Facebook’s political ad policy has been recently clarified, and its connection to rising Islamophobic violence is very important. Facebook retains an anti-censorship position in relationship to political ads while claiming to ban hate speech, but this remains an unclear distinction with many loopholes.

CEO Mark Zuckerberg presents his ad policy as securing free expression and allowing users to make decisions. This denies Facebook’s centrality as a U.S. and global news source. It also ignores how remote communications technologies uniquely foment hatred and need to be approached with that awareness.

Fake news and hate speech are the concerns here, with any number of special interest groups running ads that circulating in news feeds, frequently consumed as fact. This upcoming presidential election faces the possibility of $3 billion spent on digital ads, which is more than politicians will spend on ads themselves.

Twitter’s decision to ban political ads and Google’s decision to distinguish between political and issue ads while limiting microtargeting indicate that social media platforms have options. It’s hard to imagine Facebook’s controversial decision isn’t motivated by profit, as there is so much money to be made selling political ads, especially in a highly anticipated presidential election like the upcoming U.S. one.

Data-mining lies at the heart of Facebook’s political ad infrastructure, as microtargeting approaches base ad circulation on user data algorithms set to very specific groups. If Facebook decided to limit this microtargeting, there would be less of a data demand, cutting down temptations to steal data, as we have seen in the Cambridge Analytica case and a recent Facebook developer employee breach.

To be fair, it’s too early to know how social media impacts users’ election/political decisions overall. The past few years have increased public awareness of fake ads and news. Average Facebook users are much more likely to scrutinize the ads that flow through their highly specialized news feeds now, and more users know they have a microtargeted profile.

Censorship patronizes users’ sense of independent decision-making capacities. One hallmark of American individualism is people’s highly private relationship to voting. Many U.S. residents would find it insulting, given this staunch notion of voter independence, that fake ads can sway an election. It is still unclear what role Facebook ads, or any representations of issues, play in elections.

What’s clearer is how politically targeted social media hate speech, in particular, has impacted real-world violence. Here, Facebook links to Myanmar’s Rohingya massacres cannot be ignored.

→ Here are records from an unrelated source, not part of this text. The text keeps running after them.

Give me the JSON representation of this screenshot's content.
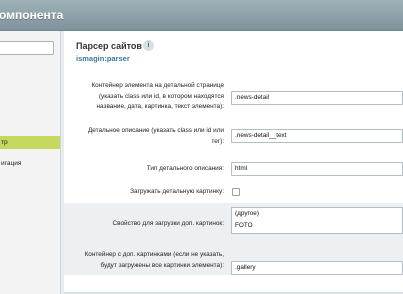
{
  "header": {
    "title": "омпонента"
  },
  "left_panel": {
    "search": {
      "value": ""
    },
    "items": [
      {
        "label": "тр",
        "active": true
      },
      {
        "label": "игация",
        "active": false
      }
    ]
  },
  "main": {
    "title": "Парсер сайтов",
    "info_icon": "i",
    "code": "ismagin:parser",
    "rows": {
      "detail_container": {
        "label": "Контейнер элемента на детальной странице (указать class или id, в котором находятся название, дата, картинка, текст элемента):",
        "value": ".news-detail"
      },
      "detail_text": {
        "label": "Детальное описание (указать class или id или тег):",
        "value": ".news-detail__text"
      },
      "detail_text_type": {
        "label": "Тип детального описания:",
        "value": "html"
      },
      "load_detail_picture": {
        "label": "Загружать детальную картинку:",
        "checked": false
      },
      "extra_pictures_property": {
        "label": "Свойство для загрузки доп. картинок:",
        "options": [
          "(другое)",
          "FOTO"
        ]
      },
      "extra_pictures_container": {
        "label": "Контейнер с доп. картинками (если не указать, будут загружены все картинки элемента):",
        "value": ".gallery"
      }
    }
  }
}
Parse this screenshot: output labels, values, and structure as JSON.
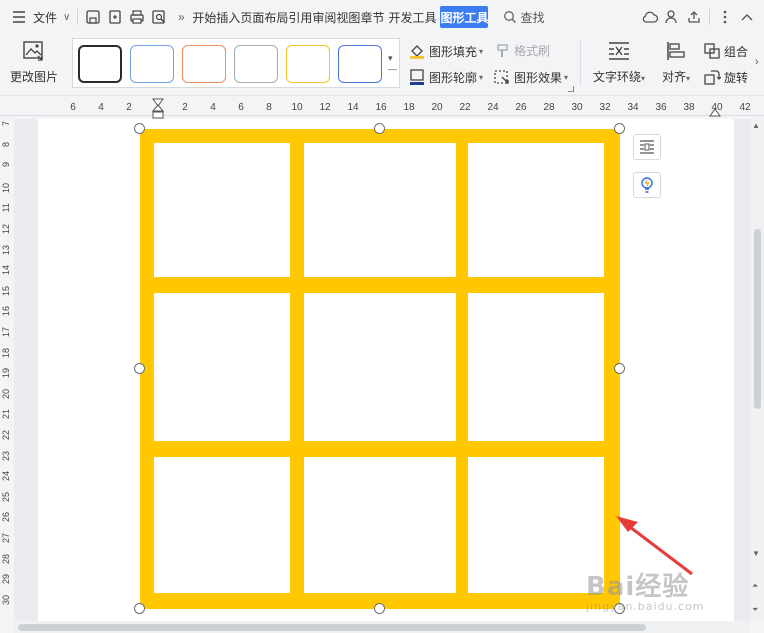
{
  "menubar": {
    "file_label": "文件",
    "tabs": [
      "开始",
      "插入",
      "页面布局",
      "引用",
      "审阅",
      "视图",
      "章节",
      "开发工具"
    ],
    "active_tab": "图形工具",
    "search_label": "查找"
  },
  "ribbon": {
    "change_picture_label": "更改图片",
    "shape_styles": [
      {
        "border": "#2b2b2b"
      },
      {
        "border": "#6fa0e6"
      },
      {
        "border": "#ef8f56"
      },
      {
        "border": "#a7a9ad"
      },
      {
        "border": "#f5c534"
      },
      {
        "border": "#4a78d8"
      }
    ],
    "shape_fill_label": "图形填充",
    "format_painter_label": "格式刷",
    "shape_outline_label": "图形轮廓",
    "shape_effects_label": "图形效果",
    "text_wrap_label": "文字环绕",
    "align_label": "对齐",
    "group_label": "组合",
    "rotate_label": "旋转"
  },
  "ruler": {
    "h_ticks": [
      "6",
      "4",
      "2",
      "2",
      "4",
      "6",
      "8",
      "10",
      "12",
      "14",
      "16",
      "18",
      "20",
      "22",
      "24",
      "26",
      "28",
      "30",
      "32",
      "34",
      "36",
      "38",
      "40",
      "42"
    ],
    "v_ticks": [
      "7",
      "8",
      "9",
      "10",
      "11",
      "12",
      "13",
      "14",
      "15",
      "16",
      "17",
      "18",
      "19",
      "20",
      "21",
      "22",
      "23",
      "24",
      "25",
      "26",
      "27",
      "28",
      "29",
      "30"
    ]
  },
  "shape": {
    "fill_color": "#ffc800",
    "rows": 3,
    "cols": 3
  },
  "watermark": {
    "brand": "Bai经验",
    "url": "jingyan.baidu.com"
  },
  "colors": {
    "accent": "#3c7cf3",
    "arrow": "#e63c3c"
  }
}
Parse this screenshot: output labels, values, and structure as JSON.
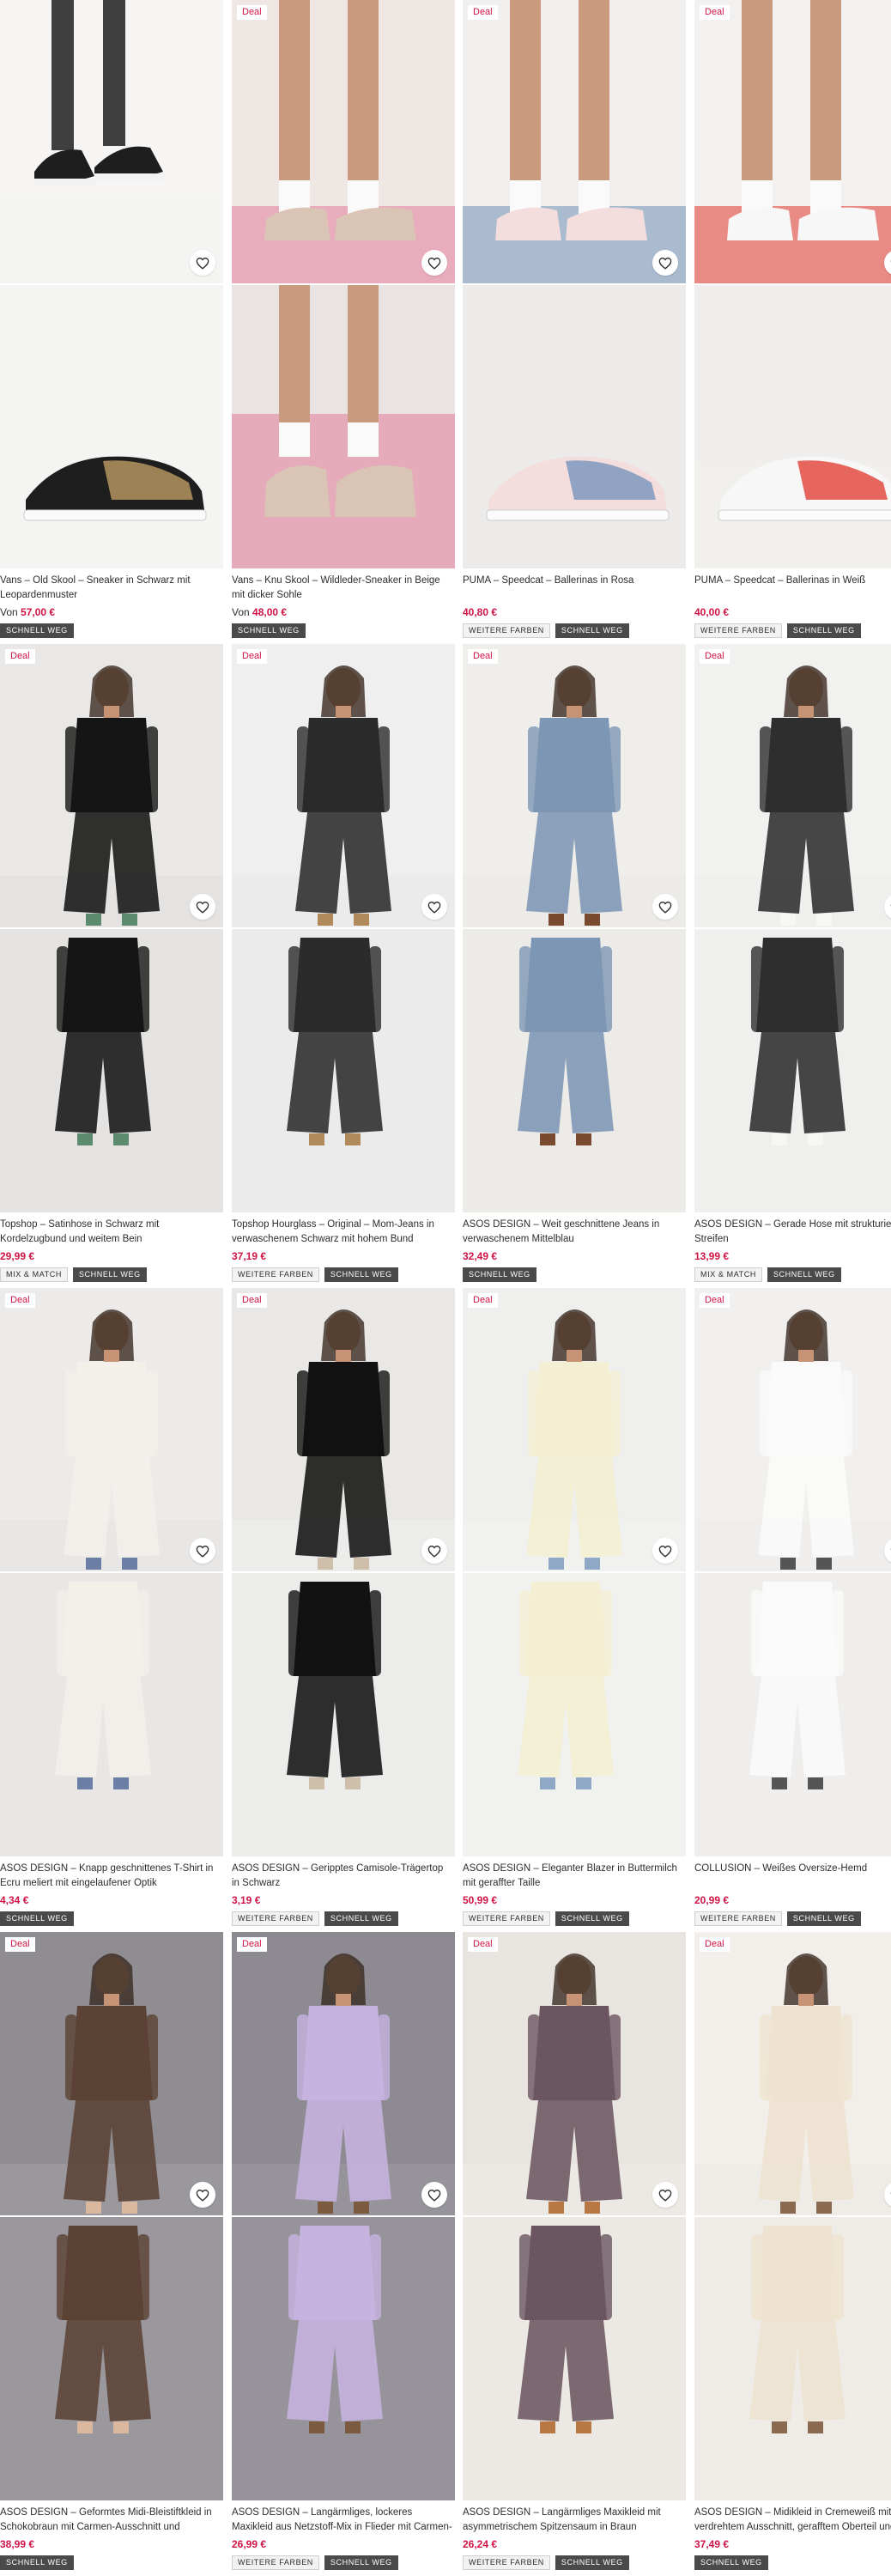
{
  "colors": {
    "accent": "#d01345",
    "text": "#2d2d2d",
    "tag_dark": "#4a4a4a"
  },
  "deal_label": "Deal",
  "products": [
    {
      "title": "Vans – Old Skool – Sneaker in Schwarz mit Leopardenmuster",
      "price_prefix": "Von",
      "price": "57,00 €",
      "deal": false,
      "tags": [
        "SCHNELL WEG"
      ],
      "palette": {
        "bg1": "#f6f5f3",
        "bg2": "#f4f4f2",
        "main": "#1e1e1e",
        "accent": "#c8a46a"
      }
    },
    {
      "title": "Vans – Knu Skool – Wildleder-Sneaker in Beige mit dicker Sohle",
      "price_prefix": "Von",
      "price": "48,00 €",
      "deal": true,
      "tags": [
        "SCHNELL WEG"
      ],
      "palette": {
        "bg1": "#efe7e4",
        "bg2": "#e9e4e1",
        "main": "#d9c4b5",
        "accent": "#e37b9b"
      }
    },
    {
      "title": "PUMA – Speedcat – Ballerinas in Rosa",
      "price_prefix": "",
      "price": "40,80 €",
      "deal": true,
      "tags": [
        "WEITERE FARBEN",
        "SCHNELL WEG"
      ],
      "palette": {
        "bg1": "#f1f0ee",
        "bg2": "#ecebea",
        "main": "#f4dedd",
        "accent": "#6f8fb8"
      }
    },
    {
      "title": "PUMA – Speedcat – Ballerinas in Weiß",
      "price_prefix": "",
      "price": "40,00 €",
      "deal": true,
      "tags": [
        "WEITERE FARBEN",
        "SCHNELL WEG"
      ],
      "palette": {
        "bg1": "#f2f1ef",
        "bg2": "#efeeec",
        "main": "#f7f7f7",
        "accent": "#e0362b"
      }
    },
    {
      "title": "Topshop – Satinhose in Schwarz mit Kordelzugbund und weitem Bein",
      "price_prefix": "",
      "price": "29,99 €",
      "deal": true,
      "tags": [
        "MIX & MATCH",
        "SCHNELL WEG"
      ],
      "palette": {
        "bg1": "#e9e8e6",
        "bg2": "#e4e3e1",
        "main": "#151515",
        "accent": "#5c8a6e"
      }
    },
    {
      "title": "Topshop Hourglass – Original – Mom-Jeans in verwaschenem Schwarz mit hohem Bund",
      "price_prefix": "",
      "price": "37,19 €",
      "deal": true,
      "tags": [
        "WEITERE FARBEN",
        "SCHNELL WEG"
      ],
      "palette": {
        "bg1": "#efefef",
        "bg2": "#ebebeb",
        "main": "#2b2b2b",
        "accent": "#b08a5a"
      }
    },
    {
      "title": "ASOS DESIGN – Weit geschnittene Jeans in verwaschenem Mittelblau",
      "price_prefix": "",
      "price": "32,49 €",
      "deal": true,
      "tags": [
        "SCHNELL WEG"
      ],
      "palette": {
        "bg1": "#f0eeeb",
        "bg2": "#ecebe8",
        "main": "#7d96b4",
        "accent": "#7a4a2e"
      }
    },
    {
      "title": "ASOS DESIGN – Gerade Hose mit strukturierten Streifen",
      "price_prefix": "",
      "price": "13,99 €",
      "deal": true,
      "tags": [
        "MIX & MATCH",
        "SCHNELL WEG"
      ],
      "palette": {
        "bg1": "#f1f1f0",
        "bg2": "#efefee",
        "main": "#2e2e2e",
        "accent": "#f6f6f4"
      }
    },
    {
      "title": "ASOS DESIGN – Knapp geschnittenes T-Shirt in Ecru meliert mit eingelaufener Optik",
      "price_prefix": "",
      "price": "4,34 €",
      "deal": true,
      "tags": [
        "SCHNELL WEG"
      ],
      "palette": {
        "bg1": "#ecebe9",
        "bg2": "#e8e7e5",
        "main": "#f3f0ea",
        "accent": "#6a7fa3"
      }
    },
    {
      "title": "ASOS DESIGN – Geripptes Camisole-Trägertop in Schwarz",
      "price_prefix": "",
      "price": "3,19 €",
      "deal": true,
      "tags": [
        "WEITERE FARBEN",
        "SCHNELL WEG"
      ],
      "palette": {
        "bg1": "#e9e8e6",
        "bg2": "#ececea",
        "main": "#121212",
        "accent": "#cdbfa9"
      }
    },
    {
      "title": "ASOS DESIGN – Eleganter Blazer in Buttermilch mit geraffter Taille",
      "price_prefix": "",
      "price": "50,99 €",
      "deal": true,
      "tags": [
        "WEITERE FARBEN",
        "SCHNELL WEG"
      ],
      "palette": {
        "bg1": "#efefed",
        "bg2": "#f1f1ef",
        "main": "#f4efd2",
        "accent": "#8fa8c6"
      }
    },
    {
      "title": "COLLUSION – Weißes Oversize-Hemd",
      "price_prefix": "",
      "price": "20,99 €",
      "deal": true,
      "tags": [
        "WEITERE FARBEN",
        "SCHNELL WEG"
      ],
      "palette": {
        "bg1": "#f1f0ee",
        "bg2": "#efeeec",
        "main": "#fafafa",
        "accent": "#555555"
      }
    },
    {
      "title": "ASOS DESIGN – Geformtes Midi-Bleistiftkleid in Schokobraun mit Carmen-Ausschnitt und Ziernähten",
      "price_prefix": "",
      "price": "38,99 €",
      "deal": true,
      "tags": [
        "SCHNELL WEG"
      ],
      "palette": {
        "bg1": "#8f8d92",
        "bg2": "#9a989d",
        "main": "#5b4235",
        "accent": "#d9b89f"
      }
    },
    {
      "title": "ASOS DESIGN – Langärmliges, lockeres Maxikleid aus Netzstoff-Mix in Flieder mit Carmen-Ausschnitt",
      "price_prefix": "",
      "price": "26,99 €",
      "deal": true,
      "tags": [
        "WEITERE FARBEN",
        "SCHNELL WEG"
      ],
      "palette": {
        "bg1": "#8d8b91",
        "bg2": "#96949a",
        "main": "#c7b3e0",
        "accent": "#7c5a3f"
      }
    },
    {
      "title": "ASOS DESIGN – Langärmliges Maxikleid mit asymmetrischem Spitzensaum in Braun",
      "price_prefix": "",
      "price": "26,24 €",
      "deal": true,
      "tags": [
        "WEITERE FARBEN",
        "SCHNELL WEG"
      ],
      "palette": {
        "bg1": "#e8e4df",
        "bg2": "#ece8e3",
        "main": "#6b5560",
        "accent": "#b87843"
      }
    },
    {
      "title": "ASOS DESIGN – Midikleid in Cremeweiß mit verdrehtem Ausschnitt, gerafftem Oberteil und Schlitz",
      "price_prefix": "",
      "price": "37,49 €",
      "deal": true,
      "tags": [
        "SCHNELL WEG"
      ],
      "palette": {
        "bg1": "#f2efeb",
        "bg2": "#efece8",
        "main": "#eee3d0",
        "accent": "#8a6a50"
      }
    }
  ]
}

The Guardian reports that the far-right internationally uses Facebook to organize real-world political power, and the company profits from this speech.

While the far-left and far-right can both engage in “hate speech” per se, the Trump era climate favors the right — and this hatred is monetized by Facebook’s anti-censorship ad policy. This is the case, even as Zuckerberg feigns concern for hate speech impacts, and purports a willingness to censor those expressions.

How does the company define hate speech?

Overt hate speech, advanced almost solely by far-right racist/Islamophobic groups, plays a unique role here. While social media is lauded for increasing communication, its remoteness creates an original dilemma.

More people are brought together in communication, but the remote style of internet communication can encourage hateful expressions. When coupled with other factors, this can lead to social violence in places like Myanmar and China — and the U.S.

Zuckerberg’s own commitment to free speech denies how remote communication facilitates hate group actions, and experiments in crowd governance and control. The monetization of expression is not the issue here; it’s the monetization of hate speech, via permitted forms of online expression.

Zuckerberg’s position denies the Trump-era climate of permissive hatred and leads us down a path far from free speech where real-world violence limits targeted groups’ safety and autonomy: a problem if you are a member of a targeted online group.

Even U.S. voters who value individual political autonomy and don’t require patronizing corporate censorship should be able to understand that remotely communicated hate speech can cause violence. Zuckerberg acknowledges this as much, claiming the company removed 7 million instances of hate speech in 2019’s third quarter alone. Forty languages represented in the company’s speech algorithm isn’t sufficiently monitoring a social media world with more than 7,000 global languages.

That’s one problem with the company’s fledgling hate speech position. Another asks how the line between political ad and hate speech will be drawn this election season. Twitter answered this by eliminating political ads, and therefore, central moral responsibility for unsavory electoral outcomes or violence.

Many Facebook users, including employees, want political ads controlled in such a heated election season — especially because microtargeting requires entrenching on data privacy as a rule.